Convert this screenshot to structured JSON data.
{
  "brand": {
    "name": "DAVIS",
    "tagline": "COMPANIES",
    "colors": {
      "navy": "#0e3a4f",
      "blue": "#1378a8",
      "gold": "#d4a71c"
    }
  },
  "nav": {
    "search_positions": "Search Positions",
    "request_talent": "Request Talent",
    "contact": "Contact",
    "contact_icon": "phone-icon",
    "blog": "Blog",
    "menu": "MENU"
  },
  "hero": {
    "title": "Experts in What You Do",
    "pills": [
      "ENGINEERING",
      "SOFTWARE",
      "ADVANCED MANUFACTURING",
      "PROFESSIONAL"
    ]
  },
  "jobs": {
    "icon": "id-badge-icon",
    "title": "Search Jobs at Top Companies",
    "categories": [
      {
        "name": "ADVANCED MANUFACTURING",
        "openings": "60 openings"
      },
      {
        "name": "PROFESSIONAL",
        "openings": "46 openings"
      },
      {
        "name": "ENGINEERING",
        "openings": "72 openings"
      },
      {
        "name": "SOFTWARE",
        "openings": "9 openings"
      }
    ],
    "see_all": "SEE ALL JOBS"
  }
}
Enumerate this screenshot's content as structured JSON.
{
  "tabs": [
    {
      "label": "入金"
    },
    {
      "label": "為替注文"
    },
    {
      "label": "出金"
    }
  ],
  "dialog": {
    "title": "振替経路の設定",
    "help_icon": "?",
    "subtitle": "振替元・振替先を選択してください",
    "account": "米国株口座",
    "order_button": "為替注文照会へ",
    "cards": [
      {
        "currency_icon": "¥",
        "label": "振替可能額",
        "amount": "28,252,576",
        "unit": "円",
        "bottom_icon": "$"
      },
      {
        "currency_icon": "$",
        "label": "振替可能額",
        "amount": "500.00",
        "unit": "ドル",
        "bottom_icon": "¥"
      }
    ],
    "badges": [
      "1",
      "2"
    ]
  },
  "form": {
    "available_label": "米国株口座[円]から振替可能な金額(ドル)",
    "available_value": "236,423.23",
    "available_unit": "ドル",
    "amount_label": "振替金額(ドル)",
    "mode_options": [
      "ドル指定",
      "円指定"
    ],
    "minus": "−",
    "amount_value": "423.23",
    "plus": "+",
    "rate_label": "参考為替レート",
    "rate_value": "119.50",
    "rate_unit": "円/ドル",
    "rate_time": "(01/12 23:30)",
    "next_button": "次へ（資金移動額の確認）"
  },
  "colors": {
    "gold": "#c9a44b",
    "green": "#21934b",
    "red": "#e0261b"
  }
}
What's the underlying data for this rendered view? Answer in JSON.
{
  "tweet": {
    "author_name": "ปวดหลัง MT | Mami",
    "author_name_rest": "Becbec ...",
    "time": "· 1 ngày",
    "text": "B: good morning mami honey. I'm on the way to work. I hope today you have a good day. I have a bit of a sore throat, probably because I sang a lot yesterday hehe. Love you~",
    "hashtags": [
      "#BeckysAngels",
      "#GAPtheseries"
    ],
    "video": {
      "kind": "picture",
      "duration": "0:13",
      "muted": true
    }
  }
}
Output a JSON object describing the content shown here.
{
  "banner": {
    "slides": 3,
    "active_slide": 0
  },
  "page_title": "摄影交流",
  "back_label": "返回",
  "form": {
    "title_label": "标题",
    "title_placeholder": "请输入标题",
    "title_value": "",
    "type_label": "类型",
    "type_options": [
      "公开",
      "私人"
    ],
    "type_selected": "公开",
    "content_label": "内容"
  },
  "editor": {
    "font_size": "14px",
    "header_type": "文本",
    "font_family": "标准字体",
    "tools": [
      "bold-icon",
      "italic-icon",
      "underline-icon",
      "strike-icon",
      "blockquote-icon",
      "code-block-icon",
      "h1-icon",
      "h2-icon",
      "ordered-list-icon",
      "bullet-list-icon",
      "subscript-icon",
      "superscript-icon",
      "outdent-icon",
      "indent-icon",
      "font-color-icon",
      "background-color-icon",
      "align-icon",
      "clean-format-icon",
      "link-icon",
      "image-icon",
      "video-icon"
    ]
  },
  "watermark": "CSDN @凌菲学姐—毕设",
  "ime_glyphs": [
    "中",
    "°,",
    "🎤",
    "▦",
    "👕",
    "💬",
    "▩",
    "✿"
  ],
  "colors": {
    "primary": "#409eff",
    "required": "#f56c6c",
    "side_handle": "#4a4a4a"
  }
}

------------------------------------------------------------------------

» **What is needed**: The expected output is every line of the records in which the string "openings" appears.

» **Response area**:
        "openings": "60 openings"
        "openings": "46 openings"
        "openings": "72 openings"
        "openings": "9 openings"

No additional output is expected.